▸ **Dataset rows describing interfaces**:
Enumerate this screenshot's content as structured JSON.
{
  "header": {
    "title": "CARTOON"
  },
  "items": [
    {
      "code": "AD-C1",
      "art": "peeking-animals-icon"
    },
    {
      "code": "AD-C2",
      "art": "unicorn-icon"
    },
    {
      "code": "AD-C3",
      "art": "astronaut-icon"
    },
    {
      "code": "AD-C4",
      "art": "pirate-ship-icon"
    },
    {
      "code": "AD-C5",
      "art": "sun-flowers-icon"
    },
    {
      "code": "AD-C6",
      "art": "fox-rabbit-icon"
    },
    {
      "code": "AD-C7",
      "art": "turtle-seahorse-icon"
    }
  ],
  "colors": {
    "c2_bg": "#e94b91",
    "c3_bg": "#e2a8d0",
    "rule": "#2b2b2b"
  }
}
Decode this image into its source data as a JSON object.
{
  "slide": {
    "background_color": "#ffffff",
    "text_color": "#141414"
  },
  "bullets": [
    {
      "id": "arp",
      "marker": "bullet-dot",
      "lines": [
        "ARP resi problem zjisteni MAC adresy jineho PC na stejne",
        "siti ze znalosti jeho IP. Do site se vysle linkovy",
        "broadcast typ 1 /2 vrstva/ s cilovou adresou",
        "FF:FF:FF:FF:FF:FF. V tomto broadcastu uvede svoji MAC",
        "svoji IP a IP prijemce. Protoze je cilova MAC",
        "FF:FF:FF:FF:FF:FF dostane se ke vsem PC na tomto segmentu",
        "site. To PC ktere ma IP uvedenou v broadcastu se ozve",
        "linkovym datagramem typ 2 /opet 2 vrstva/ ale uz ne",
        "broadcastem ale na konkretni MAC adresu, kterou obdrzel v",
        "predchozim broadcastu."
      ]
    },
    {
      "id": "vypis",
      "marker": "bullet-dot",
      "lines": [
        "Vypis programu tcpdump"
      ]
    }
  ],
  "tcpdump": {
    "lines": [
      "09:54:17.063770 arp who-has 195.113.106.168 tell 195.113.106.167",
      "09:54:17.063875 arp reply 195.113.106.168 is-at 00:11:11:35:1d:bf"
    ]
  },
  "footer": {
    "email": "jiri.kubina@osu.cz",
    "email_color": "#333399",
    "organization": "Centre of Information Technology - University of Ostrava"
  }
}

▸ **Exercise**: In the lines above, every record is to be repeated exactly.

▸ **Task result**:
Enumerate this screenshot's content as structured JSON.
{
  "header": {
    "title": "CARTOON"
  },
  "items": [
    {
      "code": "AD-C1",
      "art": "peeking-animals-icon"
    },
    {
      "code": "AD-C2",
      "art": "unicorn-icon"
    },
    {
      "code": "AD-C3",
      "art": "astronaut-icon"
    },
    {
      "code": "AD-C4",
      "art": "pirate-ship-icon"
    },
    {
      "code": "AD-C5",
      "art": "sun-flowers-icon"
    },
    {
      "code": "AD-C6",
      "art": "fox-rabbit-icon"
    },
    {
      "code": "AD-C7",
      "art": "turtle-seahorse-icon"
    }
  ],
  "colors": {
    "c2_bg": "#e94b91",
    "c3_bg": "#e2a8d0",
    "rule": "#2b2b2b"
  }
}
Decode this image into its source data as a JSON object.
{
  "slide": {
    "background_color": "#ffffff",
    "text_color": "#141414"
  },
  "bullets": [
    {
      "id": "arp",
      "marker": "bullet-dot",
      "lines": [
        "ARP resi problem zjisteni MAC adresy jineho PC na stejne",
        "siti ze znalosti jeho IP. Do site se vysle linkovy",
        "broadcast typ 1 /2 vrstva/ s cilovou adresou",
        "FF:FF:FF:FF:FF:FF. V tomto broadcastu uvede svoji MAC",
        "svoji IP a IP prijemce. Protoze je cilova MAC",
        "FF:FF:FF:FF:FF:FF dostane se ke vsem PC na tomto segmentu",
        "site. To PC ktere ma IP uvedenou v broadcastu se ozve",
        "linkovym datagramem typ 2 /opet 2 vrstva/ ale uz ne",
        "broadcastem ale na konkretni MAC adresu, kterou obdrzel v",
        "predchozim broadcastu."
      ]
    },
    {
      "id": "vypis",
      "marker": "bullet-dot",
      "lines": [
        "Vypis programu tcpdump"
      ]
    }
  ],
  "tcpdump": {
    "lines": [
      "09:54:17.063770 arp who-has 195.113.106.168 tell 195.113.106.167",
      "09:54:17.063875 arp reply 195.113.106.168 is-at 00:11:11:35:1d:bf"
    ]
  },
  "footer": {
    "email": "jiri.kubina@osu.cz",
    "email_color": "#333399",
    "organization": "Centre of Information Technology - University of Ostrava"
  }
}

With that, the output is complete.